-- Task to complete --
For this exercise, write out each entry below exactly, omitting the images.

-- Extracted data --
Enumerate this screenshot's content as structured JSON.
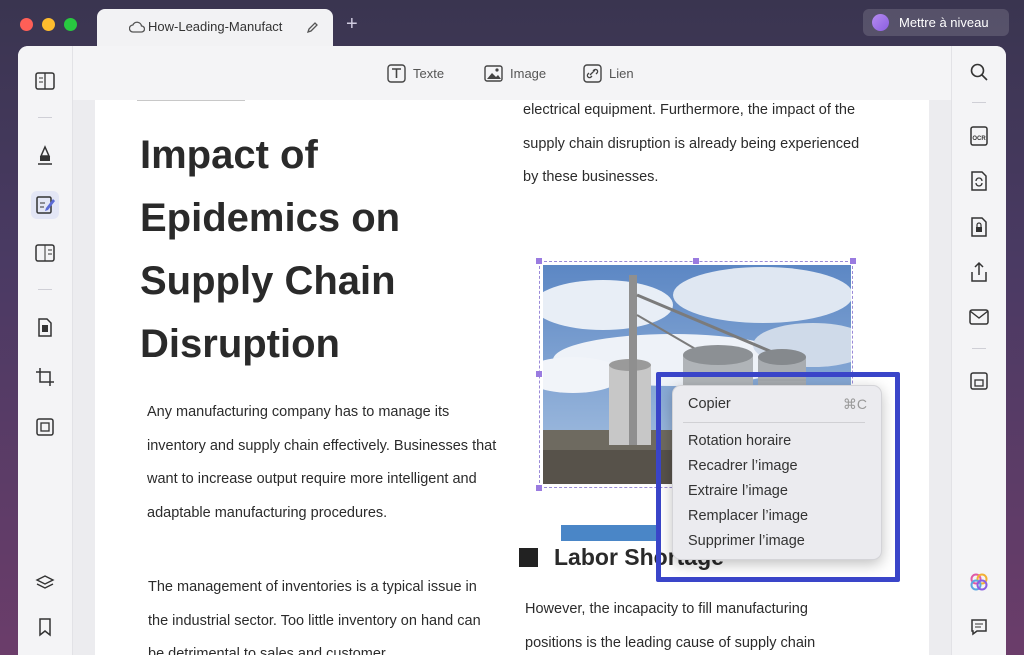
{
  "window": {
    "tab_title": "How-Leading-Manufact",
    "upgrade_label": "Mettre à niveau"
  },
  "toolbar": {
    "text_label": "Texte",
    "image_label": "Image",
    "link_label": "Lien"
  },
  "document": {
    "title": "Impact of Epidemics on Supply Chain Disruption",
    "paragraph_1": "Any manufacturing company has to manage its inventory and supply chain effectively. Businesses that want to increase output require more intelligent and adaptable manufacturing procedures.",
    "paragraph_2": "The management of inventories is a typical issue in the industrial sector. Too little inventory on hand can be detrimental to sales and customer",
    "right_paragraph_1": "electrical equipment. Furthermore, the impact of the supply chain disruption is already being experienced by these businesses.",
    "section_heading": "Labor Shortage",
    "right_paragraph_2": "However, the incapacity to fill manufacturing positions is the leading cause of supply chain"
  },
  "context_menu": {
    "copy_label": "Copier",
    "copy_shortcut": "⌘C",
    "items": [
      "Rotation horaire",
      "Recadrer l’image",
      "Extraire l’image",
      "Remplacer l’image",
      "Supprimer l’image"
    ]
  },
  "colors": {
    "highlight_box": "#3a45c9",
    "accent": "#5b6bd6"
  }
}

-- Task output --
Enumerate this screenshot's content as structured JSON.
{
  "window": {
    "tab_title": "How-Leading-Manufact",
    "upgrade_label": "Mettre à niveau"
  },
  "toolbar": {
    "text_label": "Texte",
    "image_label": "Image",
    "link_label": "Lien"
  },
  "document": {
    "title": "Impact of Epidemics on Supply Chain Disruption",
    "paragraph_1": "Any manufacturing company has to manage its inventory and supply chain effectively. Businesses that want to increase output require more intelligent and adaptable manufacturing procedures.",
    "paragraph_2": "The management of inventories is a typical issue in the industrial sector. Too little inventory on hand can be detrimental to sales and customer",
    "right_paragraph_1": "electrical equipment. Furthermore, the impact of the supply chain disruption is already being experienced by these businesses.",
    "section_heading": "Labor Shortage",
    "right_paragraph_2": "However, the incapacity to fill manufacturing positions is the leading cause of supply chain"
  },
  "context_menu": {
    "copy_label": "Copier",
    "copy_shortcut": "⌘C",
    "items": [
      "Rotation horaire",
      "Recadrer l’image",
      "Extraire l’image",
      "Remplacer l’image",
      "Supprimer l’image"
    ]
  },
  "colors": {
    "highlight_box": "#3a45c9",
    "accent": "#5b6bd6"
  }
}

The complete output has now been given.